***the title for this post was taken from Frank Ocean’s “We All Try”***
You can’t pound your fufu and eat it too
Today marks exactly one month since I left the USA. The past month has been well, challenging.
My second weekend here, I went to the Ashesi University opening. Ashesi is a gorgeous campus that lies at the top of a small hill in the middle of a rural village. The road to get to Ashesi is much like many roads in Ghana, full of twists and turns. The road are not winding roads by intention but rather wind because of attempts of drivers to avoid the potholes and rough patches on the road as well as other drivers who may or may not abide by the suggested lines painted on the ground. At this inaugural event, the American Ambassador was there and delivered a short and comical speech about the USA, Ghana, and fufu.
The US Ambassador to Ghana found himself to be perspiring, a bit anxious, nervous as he bopped his way determinedly to the Ashesi University inaugural ceremony. As he made his way, he was reminded of the process in which fufu, a Ghanaian dish is made. Fufu is made by pounding cassava and plantain in a bowl until it is very soft in texture. It is eaten with various soups. The process is laborious, time consuming, and requires a lot of energy and patience. The ambassador compared making fufu to creating new initiatives in Ghana when involving Americans. He joked, that the only way for the relationship to truly work was through a lot of pounding, perseverance, diligence, and patience. Throughout the process you will exert a lot of energy and question if you should continue or just give up. However, when the process has ended and you see the result, you realize the tiring process was worth it.
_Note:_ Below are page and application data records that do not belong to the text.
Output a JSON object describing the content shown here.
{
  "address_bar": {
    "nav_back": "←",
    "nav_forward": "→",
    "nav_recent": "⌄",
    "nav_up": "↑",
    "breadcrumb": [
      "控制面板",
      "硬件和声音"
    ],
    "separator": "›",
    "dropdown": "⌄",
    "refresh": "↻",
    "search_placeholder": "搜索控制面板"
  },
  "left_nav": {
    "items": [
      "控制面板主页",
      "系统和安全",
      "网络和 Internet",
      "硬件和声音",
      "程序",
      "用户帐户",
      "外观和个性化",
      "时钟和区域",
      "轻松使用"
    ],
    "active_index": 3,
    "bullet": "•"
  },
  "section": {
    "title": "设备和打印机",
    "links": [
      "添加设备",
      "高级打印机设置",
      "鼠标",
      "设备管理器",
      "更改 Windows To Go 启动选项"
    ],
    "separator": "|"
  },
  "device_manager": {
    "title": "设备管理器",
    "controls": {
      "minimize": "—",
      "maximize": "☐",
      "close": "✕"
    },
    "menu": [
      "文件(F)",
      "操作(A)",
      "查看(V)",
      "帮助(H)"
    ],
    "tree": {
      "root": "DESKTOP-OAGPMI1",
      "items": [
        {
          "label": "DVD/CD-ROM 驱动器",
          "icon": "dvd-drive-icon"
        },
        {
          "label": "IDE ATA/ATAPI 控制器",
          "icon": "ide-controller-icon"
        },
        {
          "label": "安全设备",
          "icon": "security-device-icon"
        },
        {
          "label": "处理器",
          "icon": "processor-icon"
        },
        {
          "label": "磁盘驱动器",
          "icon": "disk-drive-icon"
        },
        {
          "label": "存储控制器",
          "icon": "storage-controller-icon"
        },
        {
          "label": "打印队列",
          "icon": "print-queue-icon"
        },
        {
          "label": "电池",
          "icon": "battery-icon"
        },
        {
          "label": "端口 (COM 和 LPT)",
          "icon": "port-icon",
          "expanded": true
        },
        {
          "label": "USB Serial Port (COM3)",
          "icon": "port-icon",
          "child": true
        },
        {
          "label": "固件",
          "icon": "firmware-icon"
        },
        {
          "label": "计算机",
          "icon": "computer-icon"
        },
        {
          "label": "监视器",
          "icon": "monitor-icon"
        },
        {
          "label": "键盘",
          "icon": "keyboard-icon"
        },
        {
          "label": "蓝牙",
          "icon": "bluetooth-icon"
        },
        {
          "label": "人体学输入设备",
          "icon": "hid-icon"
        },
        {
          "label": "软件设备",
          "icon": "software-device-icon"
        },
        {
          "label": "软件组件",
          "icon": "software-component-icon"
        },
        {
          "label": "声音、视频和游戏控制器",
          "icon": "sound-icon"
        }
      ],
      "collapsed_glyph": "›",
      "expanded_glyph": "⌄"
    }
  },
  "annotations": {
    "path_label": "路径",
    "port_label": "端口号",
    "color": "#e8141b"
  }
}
His description of working here, as an American, is right on. The past month has been filled with frustrating days, disappointing meetings, and hours of dramatic venting, certainly this has been the “pounding” portion of the fufu making process, or for me, the research process, according to the Ambassador’s theory. However, he left out an important detail in the making of fufu, it’s most often made by two people working together. The two people develop a rhythm of pounding and turning the fufu to help blend the cassava and plantain. Once the fufu has been made the food is enjoyed by all parties in the home. Though this month has been filled with the “pouding” it has been filled with inspiring conversations, passing of wisdom, cultural activities, and a true appreciation for all of the blessings that I have been afforded. The process of research, is not meant to be easy, and the field of global health is a far cry from convenient…anything. The challenges that I have been presented are miniscule compared to the challenges of so many others and are teaching me in the only way that field experience can.
So, with IRB approval and maps-in-the-making, after one month of “pounding,” I am about to embark on the actual field work and collection of data. I’m positive that this will bring an entirely new set of challenges and lessons. I am also sure that this will be “pounding” part 2 and while I’m not sure how many parts will be involved in my pounding process, I’m thankful to be moving past part 1. They say you can’t have your cake and eat it too…but I have yet to see someone who pounds their fufu and has not enjoyed eating it. I’m only in the beginning stages of my “fufu” but I know that when it’s done, it will be more than worth it!